Nov 26, 2004 (AP)
By JANIE McCAULEY
AP Sports Writer
STANFORD, Calif. - Candice Wiggins is a walking advertisement for the anti-drug effort. A star freshman for Stanford's basketball team, she showed up for a recent practice wearing a T-shirt reading: "No doubt about it. My health. My sport. My victory. I compete clean."
The message hits close to home for Wiggins and her older brother Alan, a sophomore center for the University of San Francisco. After years of abusing drugs, their father, major league baseball player Alan Wiggins, died of complications from AIDS at 32, about a month before Candice turned 4.
Their dad was a spark plug for the 1984 San Diego Padres, who reached the World Series. He stole a club-record 70 bases that year, but his drug addiction defines his career.
His kids compete in his honor; they play to improve his tarnished image.
"I definitely think about kind of continuing his short career," Candice said. "I think there's a lot of negative things about him, but my mom just tells me the kind of person he was. He was a really great person for his family and his kids. I'm sure he had his bad qualities, but I know the stuff that was good."
Candice, a quick 5-foot-11 guard, led the Cardinal (4-0) in scoring in their first three games and might just be the most athletic player Tara VanDerveer has coached in 19 seasons at Stanford. Candice isn't the only member of the Cardinal with ties to professional sports, John Elway's daughter, Jessica, is another freshman on the team, which is ranked No. 7.
Only months before Alan Wiggins' death, and a year after a fire destroyed the family home, Candice was hit by a car backing out of a driveway. The accident left her with a scar from her left eye to her cheekbone.

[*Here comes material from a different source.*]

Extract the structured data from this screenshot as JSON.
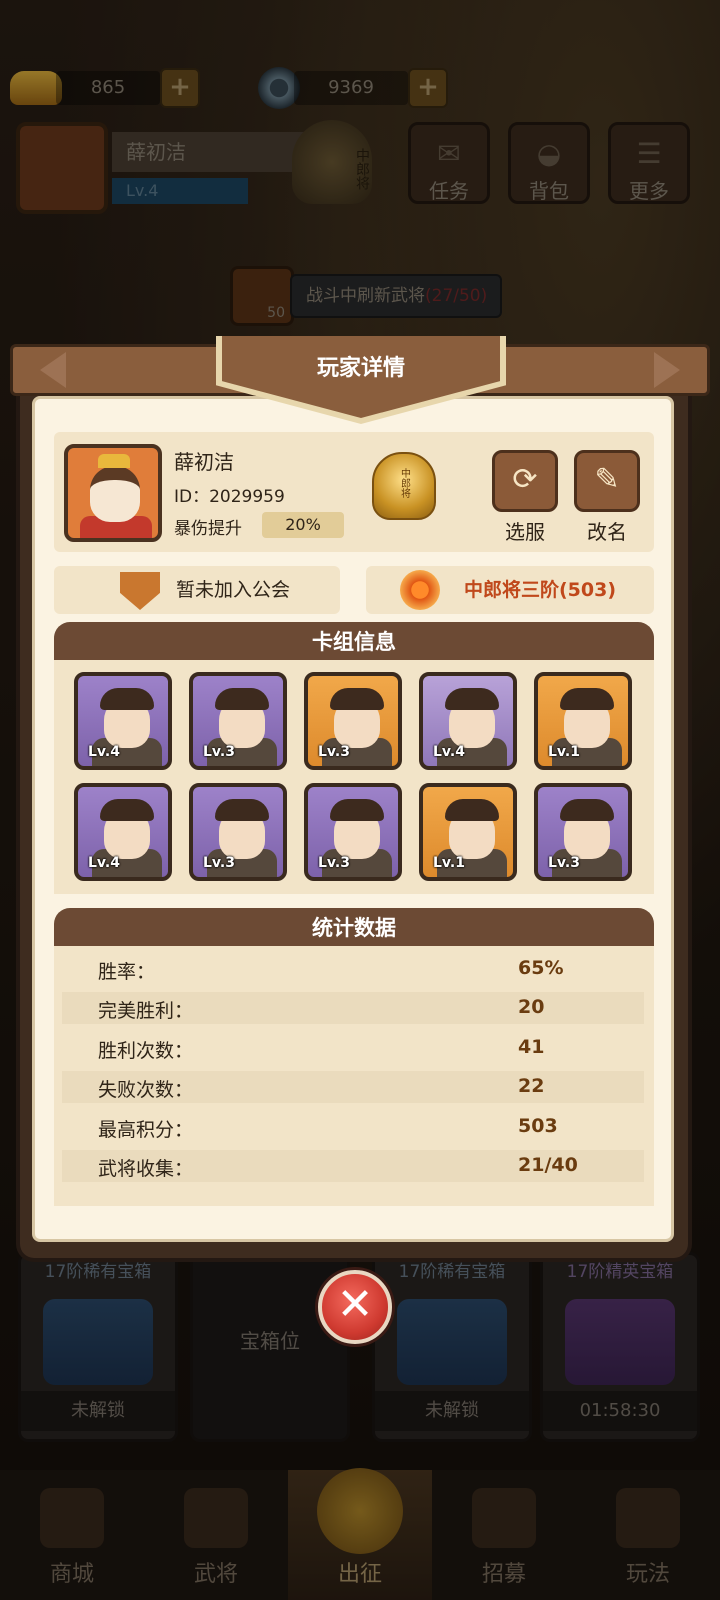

"It seemed like a lot of tragedies were hitting us," said the players' mother, Angela. "The fire happened, she got hit, and then Alan died. I did all right. There are a lot of people in worse situations than I'm in. Trials come to everybody, and it definitely makes you stronger."

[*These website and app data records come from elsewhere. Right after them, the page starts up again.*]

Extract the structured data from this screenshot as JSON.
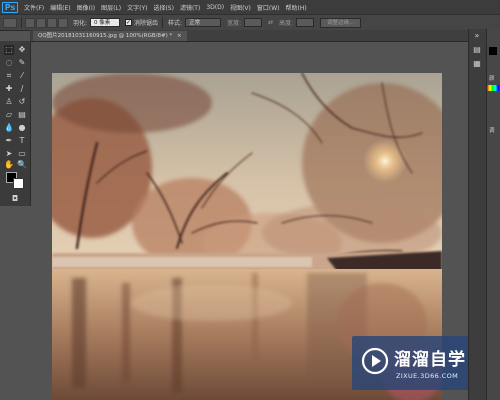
{
  "app": {
    "logo": "Ps",
    "menus": [
      "文件(F)",
      "编辑(E)",
      "图像(I)",
      "图层(L)",
      "文字(Y)",
      "选择(S)",
      "滤镜(T)",
      "3D(D)",
      "视图(V)",
      "窗口(W)",
      "帮助(H)"
    ]
  },
  "options": {
    "feather_label": "羽化:",
    "feather_value": "0 像素",
    "antialias_label": "消除锯齿",
    "antialias_checked": true,
    "style_label": "样式:",
    "style_value": "正常",
    "width_label": "宽度:",
    "height_label": "高度:",
    "refine_edge_button": "调整边缘..."
  },
  "document": {
    "tab_title": "QQ图片20181031160915.jpg @ 100%(RGB/8#) *",
    "close_glyph": "×"
  },
  "toolbox": {
    "icons": [
      "move-tool-icon",
      "marquee-tool-icon",
      "lasso-tool-icon",
      "quick-select-tool-icon",
      "crop-tool-icon",
      "eyedropper-tool-icon",
      "healing-brush-tool-icon",
      "brush-tool-icon",
      "clone-stamp-tool-icon",
      "history-brush-tool-icon",
      "eraser-tool-icon",
      "gradient-tool-icon",
      "blur-tool-icon",
      "dodge-tool-icon",
      "pen-tool-icon",
      "type-tool-icon",
      "path-select-tool-icon",
      "shape-tool-icon",
      "hand-tool-icon",
      "zoom-tool-icon"
    ],
    "foreground_color": "#000000",
    "background_color": "#ffffff"
  },
  "watermark": {
    "title": "溜溜自学",
    "url": "ZIXUE.3D66.COM"
  },
  "right_panel": {
    "labels": [
      "颜",
      "调"
    ]
  }
}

She raised three children, the oldest, Cassandra, recently graduated from New York University, as a single mother, telling them about their father's positive attributes but also about his problems.
Alan Wiggins went through drug rehab three times before being suspended indefinitely from baseball in 1987. He batted .259 for his career, with 242 stolen bases, and was the leadoff hitter and second baseman for the 1984 Padres.
Candice's accident didn't slow her down. By fifth grade, she was too good for girls' teams and began playing with boys. In seventh grade, she was on the same AAU team as her brother, she started, he didn't.
"I didn't even care," Alan Jr. recalled. "I thought it was cool I was going to play with my sister. I cared more about her doing well than me. I knew she was going to be a great player. She was so good. She was dominating the girls, so she thought, 'Why don't I try out for the boys' team?'"
The siblings speak openly about their father.
Candice's memories of him are only "glimpses, little flashes," such as of him picking her up as a toddler.
Her brother remembers more, such as his dad's last game with the Baltimore Orioles.
When Candice was in high school, her mother encouraged her to set an example with her life.
"She was letting me know the kind of influence you could have, the kind of person I could be," Candice said. "It's more than something small. You can really change something, change everything and really help my father's image. I didn't really realize the influence you have playing sports."
Candice became nearly as known for compassion as for athletic talents at La Jolla Country Day School outside San Diego. She led her team to two state titles and two second-place finishes, averaged 30.8 points, 11.5 rebounds and 6.3 steals as a senior, and also was a volleyball and track star.
As a high school freshman, she gave her sportsmanship medal from the state tournament to the mother of a friend and classmate, the school mascot, who died in a car accident traveling home from the championship game.
If there ever were pressures for the Wiggins kids to try drugs, they never noticed, they were too busy with the demands of sports and school. Alan averaged 19.7 points, 11.3 rebounds and four blocks as a senior at Horizon High School.
"Even if my father had not done drugs, I'd take it seriously," Alan said. "Knowing my father died of it, I really take it seriously."
Alan never took to baseball. When his uncle signed him up for Little League, Alan quit after one practice, calling the sport "stupid and boring."
He knows his father would be proud to see how his children turned out.
"I'm definitely playing for my father. My success and my sister's success is going to lift my father's name up," he said. "A lot of people remember my father because of the drugs and a lot of the bad things he did. I want people to remember my father for the great baseball player he was and the great father he was."